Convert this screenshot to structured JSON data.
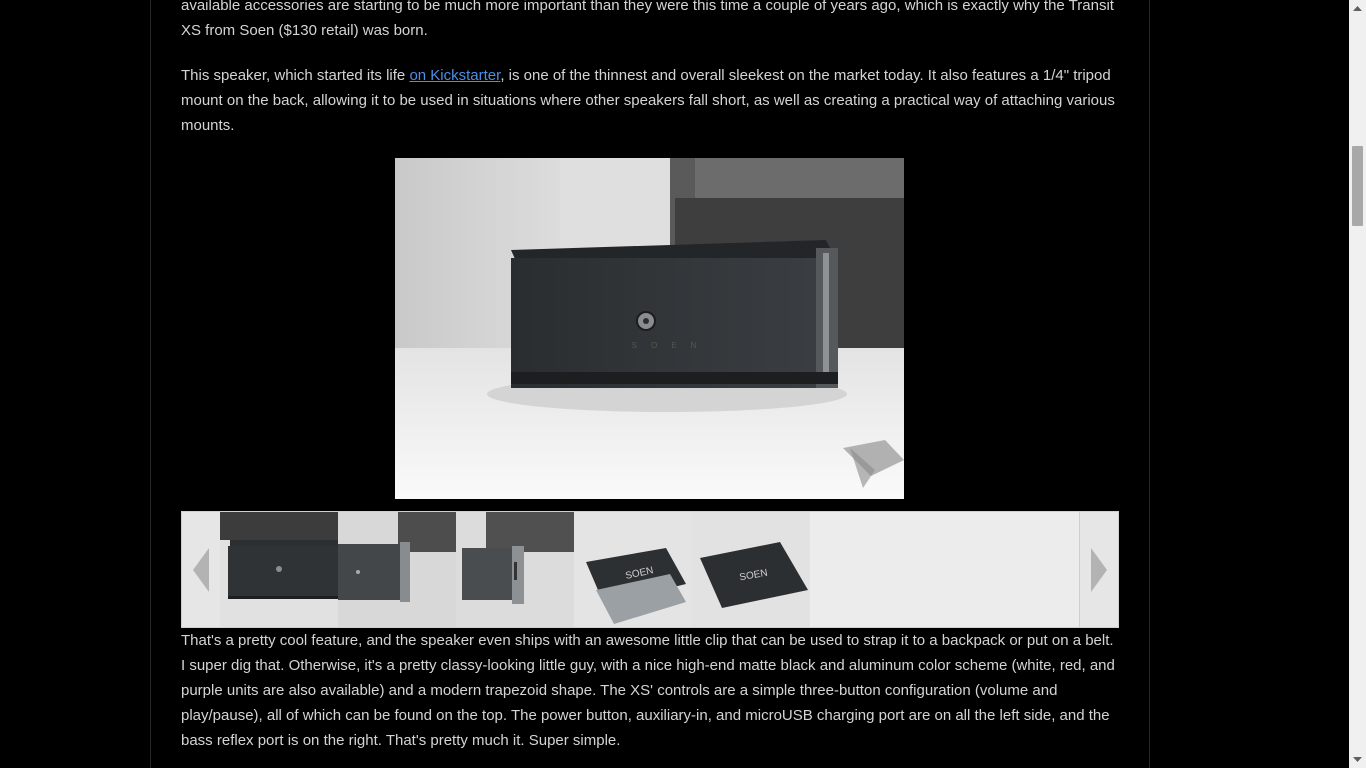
{
  "article": {
    "paragraph1": "available accessories are starting to be much more important than they were this time a couple of years ago, which is exactly why the Transit XS from Soen ($130 retail) was born.",
    "paragraph2": {
      "before": "This speaker, which started its life ",
      "link_text": "on Kickstarter",
      "after": ", is one of the thinnest and overall sleekest on the market today. It also features a 1/4\" tripod mount on the back, allowing it to be used in situations where other speakers fall short, as well as creating a practical way of attaching various mounts."
    },
    "paragraph3": "That's a pretty cool feature, and the speaker even ships with an awesome little clip that can be used to strap it to a backpack or put on a belt. I super dig that. Otherwise, it's a pretty classy-looking little guy, with a nice high-end matte black and aluminum color scheme (white, red, and purple units are also available) and a modern trapezoid shape. The XS' controls are a simple three-button configuration (volume and play/pause), all of which can be found on the top. The power button, auxiliary-in, and microUSB charging port are on all the left side, and the bass reflex port is on the right. That's pretty much it. Super simple."
  },
  "gallery": {
    "thumbnail_count": 5,
    "thumb_label": "SOEN"
  },
  "colors": {
    "background": "#000000",
    "text": "#d4d4d4",
    "link": "#4b8fe6",
    "gallery_bg": "#ececec",
    "scrollbar_thumb": "#a8a8a8"
  }
}
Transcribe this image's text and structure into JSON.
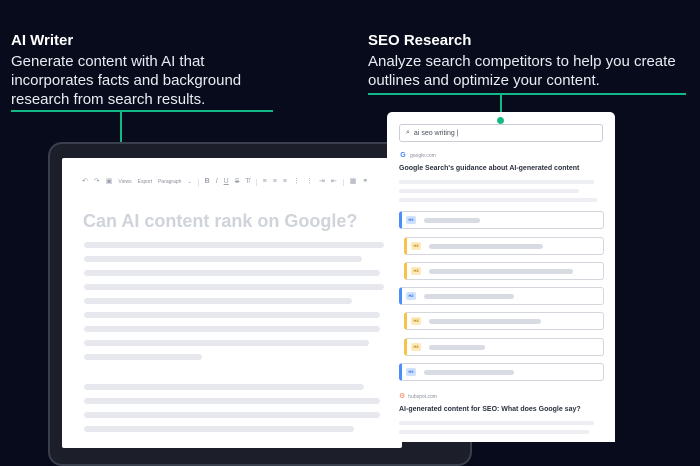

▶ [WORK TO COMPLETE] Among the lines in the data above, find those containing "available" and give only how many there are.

▶ [REPLY] 2